Patriotic fleet decision-makers already have to accept that car makers like Nissan, Honda, Toyota and Peugeot represent the face of the UK motor industry as much as traditional fleet favourites, Ford, Vauxhall and MG Rover.
But now Ford, Nissan and Peugeot have started to threaten that future investment in this country depends on the UK entering the single currency.
At a private briefing, Roger Putnam, chairman of Ford of Britain, told Fleet NewsNet: 'There is no doubt that doing business in Britain for any manufacturer is extremely difficult, not just because of the absolute strength of the Pound versus the Euro and Dollar, but also because of the volatility. A 5% swing in exchange rates over just three months is very serious when you are aiming at a 5% margin.'
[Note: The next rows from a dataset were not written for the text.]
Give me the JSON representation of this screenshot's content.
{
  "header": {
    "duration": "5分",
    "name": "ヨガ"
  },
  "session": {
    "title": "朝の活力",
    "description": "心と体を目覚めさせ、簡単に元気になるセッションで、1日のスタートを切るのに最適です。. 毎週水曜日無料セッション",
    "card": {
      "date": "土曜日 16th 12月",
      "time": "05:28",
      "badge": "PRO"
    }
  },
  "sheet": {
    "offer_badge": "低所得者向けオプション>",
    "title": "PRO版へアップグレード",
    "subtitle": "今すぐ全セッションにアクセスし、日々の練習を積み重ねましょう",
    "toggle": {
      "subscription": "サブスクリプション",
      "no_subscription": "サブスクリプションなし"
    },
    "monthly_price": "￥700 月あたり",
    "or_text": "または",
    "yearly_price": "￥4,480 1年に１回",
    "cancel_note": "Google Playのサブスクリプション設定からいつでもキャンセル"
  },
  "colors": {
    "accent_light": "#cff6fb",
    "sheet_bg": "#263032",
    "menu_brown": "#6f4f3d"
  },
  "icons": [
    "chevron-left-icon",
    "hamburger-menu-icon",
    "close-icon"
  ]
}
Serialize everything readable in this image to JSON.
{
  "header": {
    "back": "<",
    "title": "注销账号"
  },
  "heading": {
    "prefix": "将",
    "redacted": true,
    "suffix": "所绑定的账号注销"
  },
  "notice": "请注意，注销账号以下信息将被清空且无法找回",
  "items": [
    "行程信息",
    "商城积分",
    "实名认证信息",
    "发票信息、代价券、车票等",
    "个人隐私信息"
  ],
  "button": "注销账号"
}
He reiterated Ford's commitment to UK manufacturing, highlighting major investment by Jaguar at Halewood, by Land Rover at Castle Bromwich and by Ford in transforming Dagenham into its global diesel engine headquarters.
But he added: 'Ford has a very clear position that the UK needs to get a stronger allegiance with the Euro for commercial reasons. We need to choose the right moment in the cycle and freeze the currency volatility.'
Referring to the old government and industry mantra of 'export or die', Putnam said it was more a question of 'export and die' in current conditions, although he described recent comments from Nissan and Peugeot regarding their long-term presence in the UK as 'sabre rattling' in a bid to pressure the Government towards Euro entry.
At the Paris Motor Show, the chief executives of PSA Peugeot Citroen, Jean-Martin Folz, and Nissan, Carlos Ghosn, intimated the future of car production in Britain was in doubt without entry to the Euro.
Folz said the fate of the Ryton plant – which makes the Peugeot 206 – would be decided by the end of the year, following meetings with trade and industry secretary Patricia Hewitt.
Ghosn hinted that next time a decision on where to build a new model was made, Nissan's Sunderland plant would lose out if the UK had not adopted the Euro. Last year, its position as the most efficient in Europe tilted the new Micra its way, despite exchange rate concerns.